Additionally, more than 20 lakh children aged 3-18 years who should be in school are not receiving any formal education. So it is becoming a trend that government run schools are being closed down and if this trend continues, if they are not given attention then in the coming years they will all be shut down..
My perception is that nothing is happening at country or at the state level to tackle this problem, school education is getting worse day by day and whenever government schools shut down, the children of impoverished classes suffer. Government schools are the only hope for the masses.
When did you first raise the issue of arbitrary fee hike?
In 1997 I filed my first PIL on education in the High Court, which raised the issue of arbitrary fee hike by unaided recognised private schools in the national capital. I felt satisfied when in 1998 the court ordered 531 private schools to return excess fees to parents. Alongside, government-run schools were upgraded to the level of Kendriya Vidyalayas. Regulation of fee structures in private schools was done by law to curb commercialisation and exploitation.

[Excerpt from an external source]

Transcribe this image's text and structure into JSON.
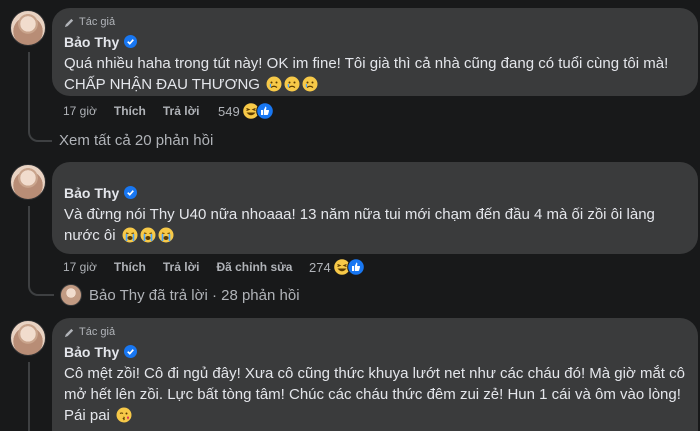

What was your contribution for the educational rights of specially-abled children?
I have not contributed anything but the issue of specially-abled children is very close to my heart because I have seen how they are living in misery. In India there are 2 crore children of which less than 1% are in school. I filed a PIL in Delhi High Court under the name Taare Zameen Par in which I highlighted the fact that thousands of students with disabilities and particularly those suffering from blindness, hearing impairment and mental disorders, studying in 1,000 Delhi government and 1,800 MCD-run schools are without trained teachers including teachers qualified in sign language and / or Braille.
I also highlighted the fact that the students with disabilities do not get a barrier free environment in these schools. I further highlighted the fact that special books and equipment needed for the education of students with special needs is also not being provided to them by the schools. Then the court recommended the Delhi government to form a committee to identify these children and ensure that their needs are adequately met for their bright future..
What is your most memorable case?
I remember the two major victories of my career that were considered to be impossible wins. They include the admission of children belonging to weaker sections to unaided private schools built on public land to the extent of 20%, and the free treatment of EWS patients in 47 identified private hospitals to the extent of 10% IPD and 25% OPD strength.
Over the years, children have benefited a lot and the judgements pronounced by the courts have played a significant role in framing the Right of Children to Free and Compulsory Education Act, 2009.
What was the main purpose of these PILs?
The purpose of these PILs is to wake up the authorities and bring a change in the unjust and discriminatory system.
Do you think the government is interested in the education of children from the impoverished masses?
I don’t see any change in the government’s response in all these years. The system is designed in a way that the poor have no place. The authorities are insensitive to the needs of poor children so we people are their only hope. However, I’m determined to continue to fight for their rights till my last breath.
What do you expect that the upcoming government should do in the education sector?
I don’t expect anything from the government, same things will go on, maybe a little worse. Because the issue of education is buried deep under the ground and no one seems to be interested in, whether it’s the government or the Municipal Corporations.